— Exercise requirements —
Print every entry again exactly, with no pictures.

— Records shown —
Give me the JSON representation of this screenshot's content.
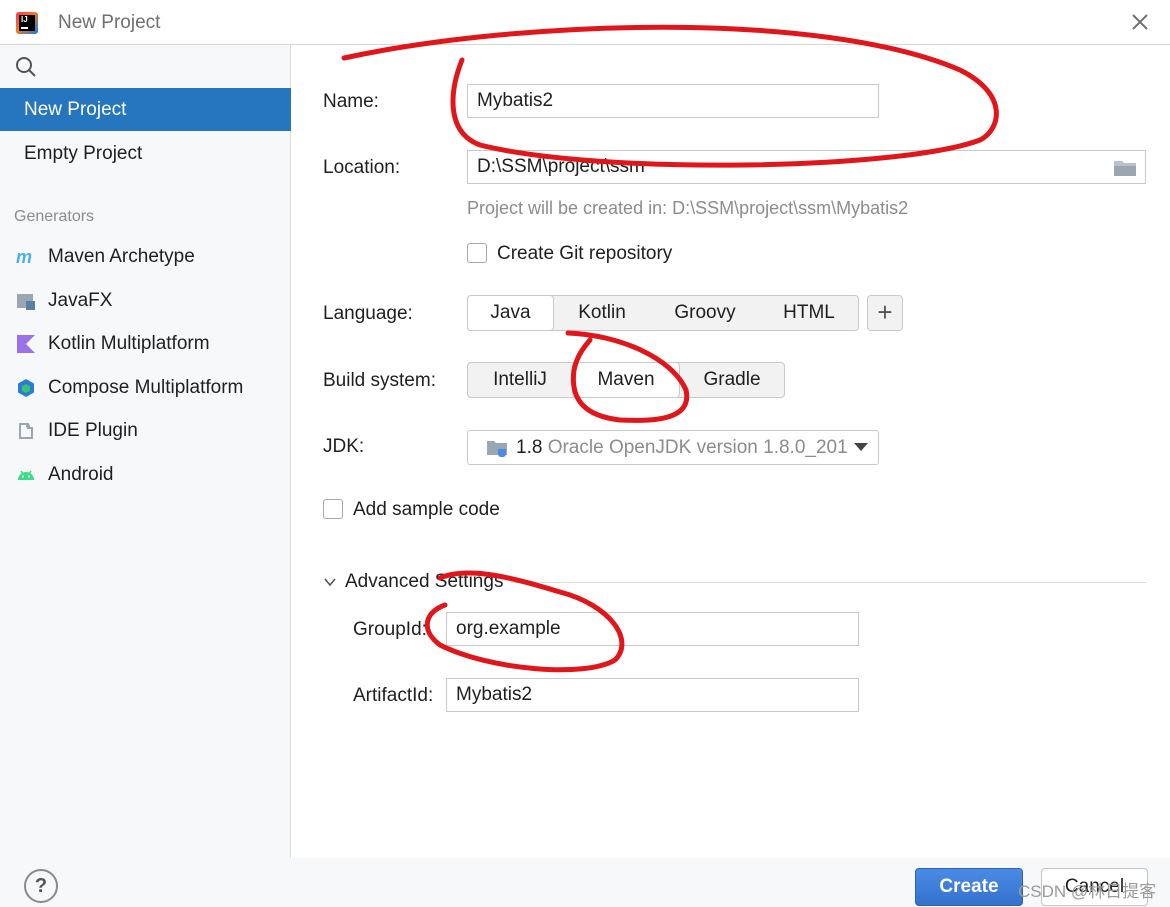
{
  "window": {
    "title": "New Project"
  },
  "sidebar": {
    "items": [
      {
        "label": "New Project",
        "selected": true
      },
      {
        "label": "Empty Project",
        "selected": false
      }
    ],
    "generators_header": "Generators",
    "generators": [
      {
        "label": "Maven Archetype",
        "icon": "maven-icon"
      },
      {
        "label": "JavaFX",
        "icon": "javafx-icon"
      },
      {
        "label": "Kotlin Multiplatform",
        "icon": "kotlin-icon"
      },
      {
        "label": "Compose Multiplatform",
        "icon": "compose-icon"
      },
      {
        "label": "IDE Plugin",
        "icon": "plugin-icon"
      },
      {
        "label": "Android",
        "icon": "android-icon"
      }
    ]
  },
  "form": {
    "name": {
      "label": "Name:",
      "value": "Mybatis2"
    },
    "location": {
      "label": "Location:",
      "value": "D:\\SSM\\project\\ssm",
      "hint": "Project will be created in: D:\\SSM\\project\\ssm\\Mybatis2"
    },
    "git": {
      "label": "Create Git repository",
      "checked": false
    },
    "language": {
      "label": "Language:",
      "options": [
        "Java",
        "Kotlin",
        "Groovy",
        "HTML"
      ],
      "selected": "Java"
    },
    "build_system": {
      "label": "Build system:",
      "options": [
        "IntelliJ",
        "Maven",
        "Gradle"
      ],
      "selected": "Maven"
    },
    "jdk": {
      "label": "JDK:",
      "version": "1.8",
      "description": "Oracle OpenJDK version 1.8.0_201"
    },
    "sample_code": {
      "label": "Add sample code",
      "checked": false
    },
    "advanced": {
      "label": "Advanced Settings",
      "group_id": {
        "label": "GroupId:",
        "value": "org.example"
      },
      "artifact_id": {
        "label": "ArtifactId:",
        "value": "Mybatis2"
      }
    }
  },
  "footer": {
    "help_label": "?",
    "create_label": "Create",
    "cancel_label": "Cancel",
    "watermark": "CSDN @林日提客"
  },
  "colors": {
    "accent": "#2675bf",
    "primary_button": "#3471cc",
    "annotation": "#e0161b"
  }
}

— Output of the task —
Give me the JSON representation of this screenshot's content.
{
  "window": {
    "title": "New Project"
  },
  "sidebar": {
    "items": [
      {
        "label": "New Project",
        "selected": true
      },
      {
        "label": "Empty Project",
        "selected": false
      }
    ],
    "generators_header": "Generators",
    "generators": [
      {
        "label": "Maven Archetype",
        "icon": "maven-icon"
      },
      {
        "label": "JavaFX",
        "icon": "javafx-icon"
      },
      {
        "label": "Kotlin Multiplatform",
        "icon": "kotlin-icon"
      },
      {
        "label": "Compose Multiplatform",
        "icon": "compose-icon"
      },
      {
        "label": "IDE Plugin",
        "icon": "plugin-icon"
      },
      {
        "label": "Android",
        "icon": "android-icon"
      }
    ]
  },
  "form": {
    "name": {
      "label": "Name:",
      "value": "Mybatis2"
    },
    "location": {
      "label": "Location:",
      "value": "D:\\SSM\\project\\ssm",
      "hint": "Project will be created in: D:\\SSM\\project\\ssm\\Mybatis2"
    },
    "git": {
      "label": "Create Git repository",
      "checked": false
    },
    "language": {
      "label": "Language:",
      "options": [
        "Java",
        "Kotlin",
        "Groovy",
        "HTML"
      ],
      "selected": "Java"
    },
    "build_system": {
      "label": "Build system:",
      "options": [
        "IntelliJ",
        "Maven",
        "Gradle"
      ],
      "selected": "Maven"
    },
    "jdk": {
      "label": "JDK:",
      "version": "1.8",
      "description": "Oracle OpenJDK version 1.8.0_201"
    },
    "sample_code": {
      "label": "Add sample code",
      "checked": false
    },
    "advanced": {
      "label": "Advanced Settings",
      "group_id": {
        "label": "GroupId:",
        "value": "org.example"
      },
      "artifact_id": {
        "label": "ArtifactId:",
        "value": "Mybatis2"
      }
    }
  },
  "footer": {
    "help_label": "?",
    "create_label": "Create",
    "cancel_label": "Cancel",
    "watermark": "CSDN @林日提客"
  },
  "colors": {
    "accent": "#2675bf",
    "primary_button": "#3471cc",
    "annotation": "#e0161b"
  }
}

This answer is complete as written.